April 13, 2012

A good way to dream

By Hannah Cruz
The Norman Transcript

NORMAN — Yolanda Kondonassis has always been a dreamer.

“Whatever I was playing I was sort of ‘James in the Giant Peach’ — my imagination was fully engaged,” she said of her childhood. “As I grew older my goals became a little more focused, but I did start thinking what can I do with this? How can I make a difference in this field? And what’s the best route for me to pursue?”

When Kondonassis fell in love with the harp at age nine, she wasn’t thinking about becoming a world-renowned concerto soloist, recitalist and chamber musician.

But one thing led to another, and after years of dreaming and planning, Kondonassis is now the most recorded harpist in the world. This weekend she’s returning to her Oklahoma roots, where she received her start, for both a concert and a book signing.

Raised in Norman, Kondonassis developed her musical talents in high school at Interlochen Arts Academy and in college at Cleveland Institute of Music.

Kondonassis credits her upbringing for much of her talent.

“I think the best thing about Norman was, I was allowed to quietly pursue my dreams and my ambition without some of the anxiety that one might have if they grew up in New York City,” she said. “Sure you can walk down the street to Juilliard and get your lesson, but I believe in having some space.

“Maybe that comes with growing up in the open space of Oklahoma. I believe as a creative person you need some space to just think and imagine. If all your doing is chasing after whatever you think you should be, that can lead to burn out and just general anxiety. For that I am so fortunate to have grown up in Norman.”

Though Kondonassis is celebrating 20 years of recording with her 16th recording “Solo Harp, the Best of Yolanda Kondonassis,” she is still pursuing other avenues of expression by developing a children’s picture book.

“‘Our House is Round’ is devoted to teaching kids, the K-4 age group, about the whys of earth conservation,” she said.

Kondonassis wrote the book after she was unable to find any other children’s book on the subject for her own daughter.

She hopes other caregivers will find the book useful in teaching their own children.

“I find the teacher in me really believes the earlier you expose people to the general idea of things it will seem like second nature,” she said. “It will not seem like ‘Oh gosh, now I have to learn about the science of the planet.’”

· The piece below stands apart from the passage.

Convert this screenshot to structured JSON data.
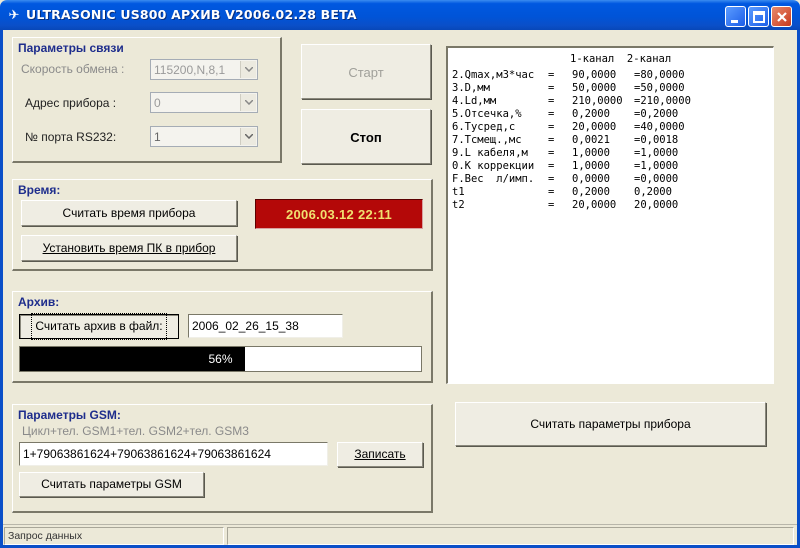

Her book can be purchased at online retailers.

For more information on Kondonassis visit